Ordered at the beginning of the 19th century by Napoleon Bonaparte to offer Parisians a new supply of drinking water, as well as an alternative to the Seine for river traffic, the canal Saint-Martin (extended by those of Saint-Denis and de l’Ourcq) knew at this time a huge industrial development.
Soap factories and cosmetics, agro-food industries, sugar refineries, piano factories … The industry was flourishing, attracting many workers in these new neighborhoods. A vestige of this industrial past, Quai de Jemmapes, in the 10th arrondissement, is the last major factory in Paris still in operation.
Located along the Canal Saint-Martin, this listed building was built in 1895 for the Parisian Compressed Air Company to produce electricity for eastern Paris. The Company called on the architect Paul Friésé, specialized in the construction of industrial and commercial buildings.
In the early 1910s, CPAC lost its concession, the City of Paris wishing to unite all the electricity networks under one single banner. The factory was sold in 1914, and underwent many changes of owners, becoming a shoe factory, a warehouse, or a textile workshop.
Since the 1930s, the Exacompta paper maker makes here diaries and management notebooks.

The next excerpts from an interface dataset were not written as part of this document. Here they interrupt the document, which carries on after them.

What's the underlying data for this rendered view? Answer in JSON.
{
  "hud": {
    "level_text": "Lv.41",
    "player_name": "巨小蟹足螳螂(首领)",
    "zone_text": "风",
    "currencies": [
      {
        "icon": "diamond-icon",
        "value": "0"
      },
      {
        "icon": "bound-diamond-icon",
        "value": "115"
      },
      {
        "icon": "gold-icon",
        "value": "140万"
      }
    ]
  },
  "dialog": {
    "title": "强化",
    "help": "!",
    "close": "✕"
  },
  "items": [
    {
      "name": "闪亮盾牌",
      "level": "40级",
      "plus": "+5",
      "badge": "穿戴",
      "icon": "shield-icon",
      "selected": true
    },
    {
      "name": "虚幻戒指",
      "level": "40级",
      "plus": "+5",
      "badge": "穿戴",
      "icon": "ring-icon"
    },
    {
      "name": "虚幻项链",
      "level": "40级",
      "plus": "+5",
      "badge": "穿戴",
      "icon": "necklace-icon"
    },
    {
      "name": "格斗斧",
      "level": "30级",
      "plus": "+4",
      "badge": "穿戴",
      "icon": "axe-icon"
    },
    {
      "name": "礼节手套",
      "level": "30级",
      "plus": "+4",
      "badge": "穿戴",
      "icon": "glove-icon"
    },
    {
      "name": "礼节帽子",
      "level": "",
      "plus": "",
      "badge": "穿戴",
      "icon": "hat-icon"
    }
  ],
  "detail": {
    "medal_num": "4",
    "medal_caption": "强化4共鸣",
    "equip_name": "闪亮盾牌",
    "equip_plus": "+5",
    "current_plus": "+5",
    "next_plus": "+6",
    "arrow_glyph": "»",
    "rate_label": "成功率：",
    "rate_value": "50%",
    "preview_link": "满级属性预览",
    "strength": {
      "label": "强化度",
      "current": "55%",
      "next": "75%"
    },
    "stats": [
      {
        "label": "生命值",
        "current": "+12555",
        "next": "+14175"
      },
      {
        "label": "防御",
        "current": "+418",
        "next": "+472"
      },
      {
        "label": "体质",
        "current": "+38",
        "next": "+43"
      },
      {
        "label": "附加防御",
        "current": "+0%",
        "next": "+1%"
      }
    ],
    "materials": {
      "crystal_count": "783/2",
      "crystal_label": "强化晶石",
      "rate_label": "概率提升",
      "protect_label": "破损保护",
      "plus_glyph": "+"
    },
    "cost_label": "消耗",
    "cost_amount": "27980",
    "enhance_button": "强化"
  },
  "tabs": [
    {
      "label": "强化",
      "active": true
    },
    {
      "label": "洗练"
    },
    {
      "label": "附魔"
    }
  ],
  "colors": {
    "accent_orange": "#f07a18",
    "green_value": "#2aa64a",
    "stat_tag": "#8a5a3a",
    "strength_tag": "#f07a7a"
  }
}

Last witness to the district’s industrial past, the ocher and red brick facade with metal-edged windows is a superb example of industrial architectural creations at the end of the 19th century.
To discover during a walk on the banks of the canal Saint-Martin!